* WHAT TO WORK ON *
The response must contain the complete data, printed exactly.

App and web page records
╔══

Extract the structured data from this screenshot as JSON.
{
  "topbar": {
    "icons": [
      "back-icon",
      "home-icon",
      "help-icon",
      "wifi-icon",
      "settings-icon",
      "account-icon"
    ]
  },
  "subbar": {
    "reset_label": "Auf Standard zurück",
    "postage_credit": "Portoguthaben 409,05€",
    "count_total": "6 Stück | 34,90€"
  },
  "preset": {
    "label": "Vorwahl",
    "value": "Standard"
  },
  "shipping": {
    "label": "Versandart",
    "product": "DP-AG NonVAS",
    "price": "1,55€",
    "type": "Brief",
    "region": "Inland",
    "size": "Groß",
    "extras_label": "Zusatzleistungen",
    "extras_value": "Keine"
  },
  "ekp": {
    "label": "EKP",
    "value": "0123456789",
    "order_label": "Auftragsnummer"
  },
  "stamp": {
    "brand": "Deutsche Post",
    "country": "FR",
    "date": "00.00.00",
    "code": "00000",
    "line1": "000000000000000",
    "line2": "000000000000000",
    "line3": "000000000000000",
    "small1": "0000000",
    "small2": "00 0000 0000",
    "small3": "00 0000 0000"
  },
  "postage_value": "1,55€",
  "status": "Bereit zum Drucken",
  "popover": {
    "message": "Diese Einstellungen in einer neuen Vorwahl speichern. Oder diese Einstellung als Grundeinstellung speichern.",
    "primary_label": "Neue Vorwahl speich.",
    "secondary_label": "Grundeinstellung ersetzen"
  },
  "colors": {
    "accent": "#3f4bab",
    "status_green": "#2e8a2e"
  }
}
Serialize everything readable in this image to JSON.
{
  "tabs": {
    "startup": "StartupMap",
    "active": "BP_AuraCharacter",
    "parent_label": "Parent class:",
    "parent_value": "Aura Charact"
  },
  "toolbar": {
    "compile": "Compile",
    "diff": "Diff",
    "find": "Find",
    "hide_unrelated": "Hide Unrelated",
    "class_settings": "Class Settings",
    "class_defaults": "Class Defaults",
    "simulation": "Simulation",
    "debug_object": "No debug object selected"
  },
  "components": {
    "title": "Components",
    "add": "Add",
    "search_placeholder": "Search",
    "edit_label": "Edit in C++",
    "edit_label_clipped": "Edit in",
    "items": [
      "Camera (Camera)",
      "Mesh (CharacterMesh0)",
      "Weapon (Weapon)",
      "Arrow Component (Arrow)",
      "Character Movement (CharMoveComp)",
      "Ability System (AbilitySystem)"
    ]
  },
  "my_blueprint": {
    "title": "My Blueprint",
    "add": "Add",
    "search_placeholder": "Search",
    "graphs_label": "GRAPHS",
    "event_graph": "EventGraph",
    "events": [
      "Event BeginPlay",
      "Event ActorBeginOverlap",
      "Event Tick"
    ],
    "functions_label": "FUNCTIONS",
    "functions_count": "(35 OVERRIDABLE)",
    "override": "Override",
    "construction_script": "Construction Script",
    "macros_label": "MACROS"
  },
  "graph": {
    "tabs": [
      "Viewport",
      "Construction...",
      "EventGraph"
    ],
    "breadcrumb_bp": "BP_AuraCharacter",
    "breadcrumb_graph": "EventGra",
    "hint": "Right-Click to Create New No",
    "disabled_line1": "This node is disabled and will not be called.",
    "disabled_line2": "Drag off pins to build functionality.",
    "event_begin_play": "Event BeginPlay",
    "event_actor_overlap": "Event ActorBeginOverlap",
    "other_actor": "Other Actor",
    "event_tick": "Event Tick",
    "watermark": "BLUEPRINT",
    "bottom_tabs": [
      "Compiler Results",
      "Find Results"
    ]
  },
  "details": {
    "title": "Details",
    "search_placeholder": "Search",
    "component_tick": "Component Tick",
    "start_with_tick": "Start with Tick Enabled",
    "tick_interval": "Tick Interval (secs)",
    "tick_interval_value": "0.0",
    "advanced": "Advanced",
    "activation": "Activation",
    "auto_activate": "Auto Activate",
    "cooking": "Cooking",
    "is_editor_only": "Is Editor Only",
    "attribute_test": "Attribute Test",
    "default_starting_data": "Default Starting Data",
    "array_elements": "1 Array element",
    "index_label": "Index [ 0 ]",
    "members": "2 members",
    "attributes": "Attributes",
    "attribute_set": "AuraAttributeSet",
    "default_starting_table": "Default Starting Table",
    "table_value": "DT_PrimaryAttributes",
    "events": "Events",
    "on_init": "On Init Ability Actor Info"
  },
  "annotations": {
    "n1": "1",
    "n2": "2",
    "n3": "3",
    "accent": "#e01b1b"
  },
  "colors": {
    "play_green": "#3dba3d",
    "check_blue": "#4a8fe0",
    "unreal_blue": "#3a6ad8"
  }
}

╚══

* RESPONSE TO THIS TASK *
Extract the structured data from this screenshot as JSON.
{
  "topbar": {
    "icons": [
      "back-icon",
      "home-icon",
      "help-icon",
      "wifi-icon",
      "settings-icon",
      "account-icon"
    ]
  },
  "subbar": {
    "reset_label": "Auf Standard zurück",
    "postage_credit": "Portoguthaben 409,05€",
    "count_total": "6 Stück | 34,90€"
  },
  "preset": {
    "label": "Vorwahl",
    "value": "Standard"
  },
  "shipping": {
    "label": "Versandart",
    "product": "DP-AG NonVAS",
    "price": "1,55€",
    "type": "Brief",
    "region": "Inland",
    "size": "Groß",
    "extras_label": "Zusatzleistungen",
    "extras_value": "Keine"
  },
  "ekp": {
    "label": "EKP",
    "value": "0123456789",
    "order_label": "Auftragsnummer"
  },
  "stamp": {
    "brand": "Deutsche Post",
    "country": "FR",
    "date": "00.00.00",
    "code": "00000",
    "line1": "000000000000000",
    "line2": "000000000000000",
    "line3": "000000000000000",
    "small1": "0000000",
    "small2": "00 0000 0000",
    "small3": "00 0000 0000"
  },
  "postage_value": "1,55€",
  "status": "Bereit zum Drucken",
  "popover": {
    "message": "Diese Einstellungen in einer neuen Vorwahl speichern. Oder diese Einstellung als Grundeinstellung speichern.",
    "primary_label": "Neue Vorwahl speich.",
    "secondary_label": "Grundeinstellung ersetzen"
  },
  "colors": {
    "accent": "#3f4bab",
    "status_green": "#2e8a2e"
  }
}
Serialize everything readable in this image to JSON.
{
  "tabs": {
    "startup": "StartupMap",
    "active": "BP_AuraCharacter",
    "parent_label": "Parent class:",
    "parent_value": "Aura Charact"
  },
  "toolbar": {
    "compile": "Compile",
    "diff": "Diff",
    "find": "Find",
    "hide_unrelated": "Hide Unrelated",
    "class_settings": "Class Settings",
    "class_defaults": "Class Defaults",
    "simulation": "Simulation",
    "debug_object": "No debug object selected"
  },
  "components": {
    "title": "Components",
    "add": "Add",
    "search_placeholder": "Search",
    "edit_label": "Edit in C++",
    "edit_label_clipped": "Edit in",
    "items": [
      "Camera (Camera)",
      "Mesh (CharacterMesh0)",
      "Weapon (Weapon)",
      "Arrow Component (Arrow)",
      "Character Movement (CharMoveComp)",
      "Ability System (AbilitySystem)"
    ]
  },
  "my_blueprint": {
    "title": "My Blueprint",
    "add": "Add",
    "search_placeholder": "Search",
    "graphs_label": "GRAPHS",
    "event_graph": "EventGraph",
    "events": [
      "Event BeginPlay",
      "Event ActorBeginOverlap",
      "Event Tick"
    ],
    "functions_label": "FUNCTIONS",
    "functions_count": "(35 OVERRIDABLE)",
    "override": "Override",
    "construction_script": "Construction Script",
    "macros_label": "MACROS"
  },
  "graph": {
    "tabs": [
      "Viewport",
      "Construction...",
      "EventGraph"
    ],
    "breadcrumb_bp": "BP_AuraCharacter",
    "breadcrumb_graph": "EventGra",
    "hint": "Right-Click to Create New No",
    "disabled_line1": "This node is disabled and will not be called.",
    "disabled_line2": "Drag off pins to build functionality.",
    "event_begin_play": "Event BeginPlay",
    "event_actor_overlap": "Event ActorBeginOverlap",
    "other_actor": "Other Actor",
    "event_tick": "Event Tick",
    "watermark": "BLUEPRINT",
    "bottom_tabs": [
      "Compiler Results",
      "Find Results"
    ]
  },
  "details": {
    "title": "Details",
    "search_placeholder": "Search",
    "component_tick": "Component Tick",
    "start_with_tick": "Start with Tick Enabled",
    "tick_interval": "Tick Interval (secs)",
    "tick_interval_value": "0.0",
    "advanced": "Advanced",
    "activation": "Activation",
    "auto_activate": "Auto Activate",
    "cooking": "Cooking",
    "is_editor_only": "Is Editor Only",
    "attribute_test": "Attribute Test",
    "default_starting_data": "Default Starting Data",
    "array_elements": "1 Array element",
    "index_label": "Index [ 0 ]",
    "members": "2 members",
    "attributes": "Attributes",
    "attribute_set": "AuraAttributeSet",
    "default_starting_table": "Default Starting Table",
    "table_value": "DT_PrimaryAttributes",
    "events": "Events",
    "on_init": "On Init Ability Actor Info"
  },
  "annotations": {
    "n1": "1",
    "n2": "2",
    "n3": "3",
    "accent": "#e01b1b"
  },
  "colors": {
    "play_green": "#3dba3d",
    "check_blue": "#4a8fe0",
    "unreal_blue": "#3a6ad8"
  }
}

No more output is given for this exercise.